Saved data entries
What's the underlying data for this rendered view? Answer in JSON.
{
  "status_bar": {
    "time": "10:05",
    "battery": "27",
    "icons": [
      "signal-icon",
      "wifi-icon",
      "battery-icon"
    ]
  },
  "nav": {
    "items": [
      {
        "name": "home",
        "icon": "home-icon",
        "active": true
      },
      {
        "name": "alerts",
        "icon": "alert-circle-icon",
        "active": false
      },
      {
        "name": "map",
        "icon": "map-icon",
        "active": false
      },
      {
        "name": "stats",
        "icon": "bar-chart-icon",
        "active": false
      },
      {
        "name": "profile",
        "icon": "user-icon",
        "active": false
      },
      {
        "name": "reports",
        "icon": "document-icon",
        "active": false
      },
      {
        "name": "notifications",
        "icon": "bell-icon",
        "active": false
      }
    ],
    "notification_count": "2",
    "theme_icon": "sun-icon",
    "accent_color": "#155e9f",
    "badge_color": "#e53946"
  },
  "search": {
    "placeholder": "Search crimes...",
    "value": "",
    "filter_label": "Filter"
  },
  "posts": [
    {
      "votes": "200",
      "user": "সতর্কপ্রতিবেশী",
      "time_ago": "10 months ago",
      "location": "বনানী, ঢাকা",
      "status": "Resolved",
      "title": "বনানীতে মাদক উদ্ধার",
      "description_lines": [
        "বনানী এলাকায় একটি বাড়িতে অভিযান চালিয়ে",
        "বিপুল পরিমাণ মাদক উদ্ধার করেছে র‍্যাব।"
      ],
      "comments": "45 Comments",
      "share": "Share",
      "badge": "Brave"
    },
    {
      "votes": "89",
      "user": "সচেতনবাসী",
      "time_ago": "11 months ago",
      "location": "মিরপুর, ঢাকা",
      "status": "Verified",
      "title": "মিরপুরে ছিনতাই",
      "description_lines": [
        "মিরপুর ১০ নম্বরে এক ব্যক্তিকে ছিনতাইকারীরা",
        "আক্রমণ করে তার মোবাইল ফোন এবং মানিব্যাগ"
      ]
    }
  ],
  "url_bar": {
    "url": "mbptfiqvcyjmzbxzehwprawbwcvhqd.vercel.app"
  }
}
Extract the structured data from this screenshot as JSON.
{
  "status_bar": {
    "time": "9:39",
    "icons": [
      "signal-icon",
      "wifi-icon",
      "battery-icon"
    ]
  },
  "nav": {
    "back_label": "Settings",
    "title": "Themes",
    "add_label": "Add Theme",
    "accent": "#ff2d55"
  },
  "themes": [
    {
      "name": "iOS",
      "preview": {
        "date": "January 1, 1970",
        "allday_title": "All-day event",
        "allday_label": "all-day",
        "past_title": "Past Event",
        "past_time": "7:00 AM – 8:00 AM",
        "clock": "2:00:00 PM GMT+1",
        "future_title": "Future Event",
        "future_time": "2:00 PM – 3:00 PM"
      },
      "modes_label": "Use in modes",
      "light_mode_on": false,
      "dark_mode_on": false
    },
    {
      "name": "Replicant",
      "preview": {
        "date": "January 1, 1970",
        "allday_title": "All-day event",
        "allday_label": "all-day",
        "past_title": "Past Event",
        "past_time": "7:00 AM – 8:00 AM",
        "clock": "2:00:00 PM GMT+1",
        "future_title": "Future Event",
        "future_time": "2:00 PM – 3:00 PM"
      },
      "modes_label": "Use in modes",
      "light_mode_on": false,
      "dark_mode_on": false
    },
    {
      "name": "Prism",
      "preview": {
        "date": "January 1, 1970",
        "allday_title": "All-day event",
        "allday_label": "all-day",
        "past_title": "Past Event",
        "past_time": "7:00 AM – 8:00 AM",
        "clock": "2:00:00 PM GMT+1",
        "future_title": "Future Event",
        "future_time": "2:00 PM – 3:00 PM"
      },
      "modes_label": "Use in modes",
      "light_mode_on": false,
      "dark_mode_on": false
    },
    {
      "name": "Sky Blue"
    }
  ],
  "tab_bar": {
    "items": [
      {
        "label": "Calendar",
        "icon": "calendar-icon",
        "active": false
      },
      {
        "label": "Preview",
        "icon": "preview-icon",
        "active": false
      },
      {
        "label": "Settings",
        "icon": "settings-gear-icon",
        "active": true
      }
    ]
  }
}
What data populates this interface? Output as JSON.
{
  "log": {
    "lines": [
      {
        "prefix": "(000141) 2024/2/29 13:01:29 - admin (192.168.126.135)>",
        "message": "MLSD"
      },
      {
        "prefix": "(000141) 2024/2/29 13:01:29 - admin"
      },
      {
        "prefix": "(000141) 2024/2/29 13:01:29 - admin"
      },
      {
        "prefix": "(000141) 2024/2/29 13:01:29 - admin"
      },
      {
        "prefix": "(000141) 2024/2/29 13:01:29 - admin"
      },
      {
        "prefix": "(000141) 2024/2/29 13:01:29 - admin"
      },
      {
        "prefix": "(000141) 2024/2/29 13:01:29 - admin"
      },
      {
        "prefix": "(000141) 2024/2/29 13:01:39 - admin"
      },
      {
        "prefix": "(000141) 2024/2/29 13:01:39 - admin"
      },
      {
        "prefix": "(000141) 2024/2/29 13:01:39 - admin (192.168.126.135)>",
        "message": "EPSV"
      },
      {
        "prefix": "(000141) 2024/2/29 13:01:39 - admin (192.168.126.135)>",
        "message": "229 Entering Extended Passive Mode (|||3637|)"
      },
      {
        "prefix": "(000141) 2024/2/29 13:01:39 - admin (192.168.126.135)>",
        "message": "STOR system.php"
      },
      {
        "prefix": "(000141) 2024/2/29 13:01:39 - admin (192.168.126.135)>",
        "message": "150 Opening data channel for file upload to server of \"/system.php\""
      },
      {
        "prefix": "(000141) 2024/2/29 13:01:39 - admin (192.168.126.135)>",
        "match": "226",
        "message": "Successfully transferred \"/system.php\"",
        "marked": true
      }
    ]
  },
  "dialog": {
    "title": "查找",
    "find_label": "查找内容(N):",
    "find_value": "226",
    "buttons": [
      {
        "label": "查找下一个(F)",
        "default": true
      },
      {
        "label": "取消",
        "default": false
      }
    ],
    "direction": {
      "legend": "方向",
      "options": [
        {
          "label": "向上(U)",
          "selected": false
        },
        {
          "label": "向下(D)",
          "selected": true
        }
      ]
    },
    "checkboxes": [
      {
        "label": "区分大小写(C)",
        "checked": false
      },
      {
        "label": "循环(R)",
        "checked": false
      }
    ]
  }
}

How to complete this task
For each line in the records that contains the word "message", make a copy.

Exercise result
        "message": "MLSD"
        "message": "EPSV"
        "message": "229 Entering Extended Passive Mode (|||3637|)"
        "message": "STOR system.php"
        "message": "150 Opening data channel for file upload to server of \"/system.php\""
        "message": "Successfully transferred \"/system.php\"",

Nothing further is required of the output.